Set goals you’ll actually make happen.
If your goals need a little polishing, maybe you can re-frame how you look at them so you can plan exactly how you’ll make those goals happen.
Thinking in terms of “SMART” goals is a good way to start. SMART goals are specific, measurable, achievable, relevant, and time-bound. Yeah, yeah, that’s all well and good, but if you’re like me, you want examples — so I’m sharing several.
Let’s look at five of the most popular resolutions:
1- Exercise more.
Ok, great. But as is, it’s too vague. A more defined goal would help you achieve it. Try this: plan workouts around your current schedule, and set a goal realistic enough that you’d be willing to say you’re at least 80% sure you can do it. So instead of “exercise more,” you might set this more specific goal instead:
I’ll workout 3 times each week, attending a class at the gym on the way home from work on Monday, Wednesday, and Fridays.
I’ll go for a 30-minute run 4 mornings each week after I the kids get on the school bus.
Once you’ve achieved the specific, realistic goal you’ve set, then you can re-evaluate to decide if you want to modify it. If you’re not working out at all right now, then making a goal of working out 5 times per week simply isn’t realistic — but it might be six months from now.
2- Lose weight.
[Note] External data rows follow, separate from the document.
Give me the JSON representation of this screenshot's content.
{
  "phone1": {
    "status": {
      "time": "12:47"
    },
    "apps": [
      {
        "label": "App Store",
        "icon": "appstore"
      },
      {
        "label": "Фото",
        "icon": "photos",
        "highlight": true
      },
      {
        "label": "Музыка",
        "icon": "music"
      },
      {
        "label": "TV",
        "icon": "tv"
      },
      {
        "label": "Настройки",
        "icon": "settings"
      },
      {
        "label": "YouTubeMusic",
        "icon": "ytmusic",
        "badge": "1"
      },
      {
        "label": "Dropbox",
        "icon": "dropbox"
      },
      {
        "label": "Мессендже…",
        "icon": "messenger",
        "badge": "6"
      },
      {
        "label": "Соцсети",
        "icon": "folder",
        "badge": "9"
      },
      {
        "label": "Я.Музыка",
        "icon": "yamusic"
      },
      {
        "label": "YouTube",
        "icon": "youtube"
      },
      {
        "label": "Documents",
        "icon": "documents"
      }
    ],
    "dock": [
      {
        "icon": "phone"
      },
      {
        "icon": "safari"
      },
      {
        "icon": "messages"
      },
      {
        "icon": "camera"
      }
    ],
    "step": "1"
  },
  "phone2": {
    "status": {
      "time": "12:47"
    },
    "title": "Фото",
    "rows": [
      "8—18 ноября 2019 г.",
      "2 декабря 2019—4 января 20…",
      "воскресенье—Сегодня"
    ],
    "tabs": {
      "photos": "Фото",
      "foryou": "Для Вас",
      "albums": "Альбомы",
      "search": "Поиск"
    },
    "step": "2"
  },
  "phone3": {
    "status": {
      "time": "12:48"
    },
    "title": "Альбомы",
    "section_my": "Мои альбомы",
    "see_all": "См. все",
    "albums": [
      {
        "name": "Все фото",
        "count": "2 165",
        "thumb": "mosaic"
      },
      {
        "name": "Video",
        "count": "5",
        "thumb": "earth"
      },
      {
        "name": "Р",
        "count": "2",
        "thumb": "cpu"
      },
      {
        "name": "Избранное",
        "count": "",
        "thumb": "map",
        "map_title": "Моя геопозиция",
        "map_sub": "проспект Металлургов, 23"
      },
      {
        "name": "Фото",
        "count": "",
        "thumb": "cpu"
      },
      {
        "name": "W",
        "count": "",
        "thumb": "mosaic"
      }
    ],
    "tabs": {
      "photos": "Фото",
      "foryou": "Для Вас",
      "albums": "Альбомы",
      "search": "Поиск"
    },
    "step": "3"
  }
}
Yes, you can measure weight loss but there are so many other factors playing into weight loss/gain. Try setting a habit-based goal instead of this results-oriented one. For instance, you might choose to cut out your nighttime bowl of ice cream, or switch to drinking water instead of soda, or aim to spend part of your lunch break walking each day. Those are measurable, and attainable — and will help get you healthier. Keep in mind that realistically attainable goals are awesome because the more successful you feel, the more likely you’ll continue on with the good habits you’re creating.
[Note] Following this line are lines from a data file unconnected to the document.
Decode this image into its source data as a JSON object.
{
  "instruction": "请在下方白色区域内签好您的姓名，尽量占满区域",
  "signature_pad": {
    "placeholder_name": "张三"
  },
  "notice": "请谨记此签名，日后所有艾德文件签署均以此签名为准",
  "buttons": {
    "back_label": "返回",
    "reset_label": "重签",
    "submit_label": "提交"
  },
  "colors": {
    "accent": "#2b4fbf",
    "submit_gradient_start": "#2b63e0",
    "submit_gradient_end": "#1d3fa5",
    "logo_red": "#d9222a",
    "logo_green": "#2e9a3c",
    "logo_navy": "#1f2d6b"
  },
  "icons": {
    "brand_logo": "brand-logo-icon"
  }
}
3- Live life to the fullest.
This is a fabulous goal — but how would you know whether or not you’d attained this one? Instead, consider what “live life to the fullest” means to you. Does this mean you’ll spend more time with family? Spend more time hiking? Find a job you love? Break it down, get specific, and THEN set a goal you can realistically work towards. So in these examples, that might be: sit down for a family dinner at least two days each week; go hiking at least 3 weekends per month; revamp your resume and hire a head hunter.
4- Learn a new hobby.
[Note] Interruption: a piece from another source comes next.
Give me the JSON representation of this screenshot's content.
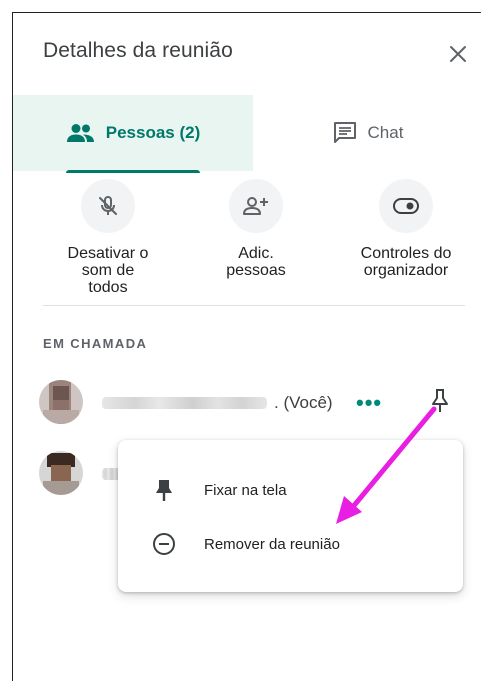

Okay — but what hobby? Do you have one in mind? If not, perhaps your goal could be to try something new each month until you find one that strikes your fancy. Perhaps look for local community classes you could attend. If you do already have a new hobby in mind, consider what you’d need to do to learn it. Want to learn camera skills? Join local photo walks. Always wanted to play guitar? Sign up for lessons!
5- Eat better.
Eat WHAT better? Doing an entire overhaul on your eating habits isn’t going to happen all at once, and attempting it is a recipe for disaster. Instead, think about one new good habit you can add: for instance, to eat 4 servings of veggies every day. Or find easy, tasty, healthy breakfast recipes you can make or prep the night before instead of heading to the drive-thru for an McMuffin. Once you have this ONE habit in place, then you can choose another small goal to add to the awesomeness you’ve already got going.